The Google decision was based on the precept that the actions of a search engine in constantly trawling the web meant that it did indeed collect, retrieve, records, organizes, discloses and stores information and accordingly does fall into the category of data control.  When an individual site allows users to search the content on the site, this same categorization does not apply.  Accordingly, individual sites will not be subject to the obligation (when warranted) to remove information from search results on request. 

If we take it as written that everything on the Internet is ultimately about either sex or money (and of course cats), then the big question is, of course, how this can be commodified?  And some sites have already figured that out. 

Here’s What We Can Offer You

Enter Globe 24h, a self-described global database of public records: case law, notices and clinical trials.  According to the site, this data is collected and made available because:

[w]e believe information should be free and open. Our goal is to make law accessible for free on the Internet. Our website provides access to court judgements, tribunal decisions, statutes and regulations from many jurisdictions. The information we provide access to is public and we believe everyone should have a right to access it, easily and without having to hire a lawyer. The public has a legitimate interest in this information — for example, information about financial scams, professional malpractice, criminal convictions, or public conduct of government officials. We do not charge for this service so we pay for the operating costs of the website with advertising.


A laudable goal, right? 

The public records that are held by and searchable on the site contain personal information, and the site is careful to explain to users what rights they have over their information and how to exercise them.  Most notably, the site offers clear and detailed explanation of how a user may request that their personal information be removed from the records – mailing a letter that includes personal information, pinpoint location of the document(s) at issue, documentary proof of identity, a signature card, an explanation of what information is requested to be removed and why.  This letter is sent to a designated address (and will be returned if any component of the requirements is not met) and after a processing time of up to 15 days.  Such a request, it is noted, may also involve forwarding of the letter and its personal information to data protection authorities.

But Wait, There’s More!!

Despite their claims that they bear the operating costs themselves (the implication being that they do so out of their deep commitment to access to information) the site does have a revenue stream.  

Yes, for the low low price of €19 per document, the site will waive all these formalities and get your information off those documents (and out of commercial search engine caches as well) within 48 hours.  Without providing a name, address, phone number, signature, or identification document.  No need to be authenticated, no embarrassing explanation of why you want the information gone, no risk of being reported to State authorities, the ease of using email and no risk of having your request ignored or fail to be acted upon.  It’s even done through PayPal, so it can theoretically be done completely anonymously. 

If the only way to get this information removed were to pay the fee, the site would fall foul of data protection laws, but that’s not the case here.  You don’t have to pay the money.  That said, the options are set up so that one choice seems FAR preferable to the other….and it just happens to be the one from which the site profits. 

There you have it – the commodification of the desire to be forgotten.   Expect to see more approaches like this one. 

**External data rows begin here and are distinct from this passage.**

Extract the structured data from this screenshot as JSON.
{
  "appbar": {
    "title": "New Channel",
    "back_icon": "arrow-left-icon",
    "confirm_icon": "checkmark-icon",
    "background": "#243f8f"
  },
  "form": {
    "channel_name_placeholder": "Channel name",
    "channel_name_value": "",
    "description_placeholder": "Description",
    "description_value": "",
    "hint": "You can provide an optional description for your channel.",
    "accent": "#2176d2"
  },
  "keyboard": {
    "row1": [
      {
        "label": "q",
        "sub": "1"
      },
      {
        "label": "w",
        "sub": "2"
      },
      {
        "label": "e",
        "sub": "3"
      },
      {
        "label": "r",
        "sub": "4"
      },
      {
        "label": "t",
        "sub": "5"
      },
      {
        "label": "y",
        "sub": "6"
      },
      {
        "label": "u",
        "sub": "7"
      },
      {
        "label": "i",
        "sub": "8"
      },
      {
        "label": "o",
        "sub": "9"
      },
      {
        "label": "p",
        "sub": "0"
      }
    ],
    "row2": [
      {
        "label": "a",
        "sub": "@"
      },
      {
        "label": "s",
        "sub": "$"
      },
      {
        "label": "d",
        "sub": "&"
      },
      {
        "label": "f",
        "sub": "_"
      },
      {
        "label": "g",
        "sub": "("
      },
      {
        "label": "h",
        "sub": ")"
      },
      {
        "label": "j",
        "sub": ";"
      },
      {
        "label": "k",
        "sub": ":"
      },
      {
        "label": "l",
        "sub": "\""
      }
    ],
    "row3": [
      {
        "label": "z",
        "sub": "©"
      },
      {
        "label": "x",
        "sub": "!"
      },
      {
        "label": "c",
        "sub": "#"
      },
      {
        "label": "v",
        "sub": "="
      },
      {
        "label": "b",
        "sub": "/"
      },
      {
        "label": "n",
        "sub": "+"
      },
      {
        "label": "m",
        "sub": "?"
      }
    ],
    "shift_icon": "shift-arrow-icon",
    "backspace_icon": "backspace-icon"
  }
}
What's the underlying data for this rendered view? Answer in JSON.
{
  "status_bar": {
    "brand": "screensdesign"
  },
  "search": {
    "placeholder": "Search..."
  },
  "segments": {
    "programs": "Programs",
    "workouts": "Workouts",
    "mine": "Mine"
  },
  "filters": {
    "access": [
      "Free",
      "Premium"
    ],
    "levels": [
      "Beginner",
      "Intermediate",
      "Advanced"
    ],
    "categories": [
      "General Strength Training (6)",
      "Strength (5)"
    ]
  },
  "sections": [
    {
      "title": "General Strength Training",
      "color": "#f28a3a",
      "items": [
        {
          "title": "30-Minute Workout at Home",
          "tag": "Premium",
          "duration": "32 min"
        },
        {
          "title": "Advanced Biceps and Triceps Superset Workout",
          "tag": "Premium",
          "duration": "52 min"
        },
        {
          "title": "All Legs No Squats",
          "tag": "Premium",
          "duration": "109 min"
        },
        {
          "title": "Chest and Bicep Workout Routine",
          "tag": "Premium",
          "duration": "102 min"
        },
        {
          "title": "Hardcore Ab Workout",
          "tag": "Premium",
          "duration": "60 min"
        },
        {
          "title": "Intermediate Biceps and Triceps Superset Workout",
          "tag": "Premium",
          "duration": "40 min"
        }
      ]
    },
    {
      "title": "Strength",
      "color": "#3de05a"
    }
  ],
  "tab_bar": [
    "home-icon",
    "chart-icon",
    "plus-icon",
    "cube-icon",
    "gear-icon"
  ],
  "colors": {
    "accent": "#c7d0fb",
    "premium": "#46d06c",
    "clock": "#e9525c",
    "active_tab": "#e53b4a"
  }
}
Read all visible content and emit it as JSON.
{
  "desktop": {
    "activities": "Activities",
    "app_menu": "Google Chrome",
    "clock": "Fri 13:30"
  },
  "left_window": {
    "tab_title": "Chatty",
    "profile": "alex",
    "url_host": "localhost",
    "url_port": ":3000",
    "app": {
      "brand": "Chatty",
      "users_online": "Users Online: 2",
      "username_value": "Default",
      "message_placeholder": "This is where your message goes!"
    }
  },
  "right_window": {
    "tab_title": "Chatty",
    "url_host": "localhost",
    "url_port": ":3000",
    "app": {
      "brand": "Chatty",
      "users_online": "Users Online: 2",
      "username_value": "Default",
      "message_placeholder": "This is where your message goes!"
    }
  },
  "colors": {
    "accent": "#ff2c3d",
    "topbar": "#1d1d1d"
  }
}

My takeaway?  It’s not really possible to effectively manage what information is or isn’t available.  Removing information entirely, removing it from search engine results, redacting it from documents or annotating it in hopes of mitigating its effect – in the long run information is out there and, if it is accurate, is likely going to be found and become incorporated into a data picture/reputation of a given individual.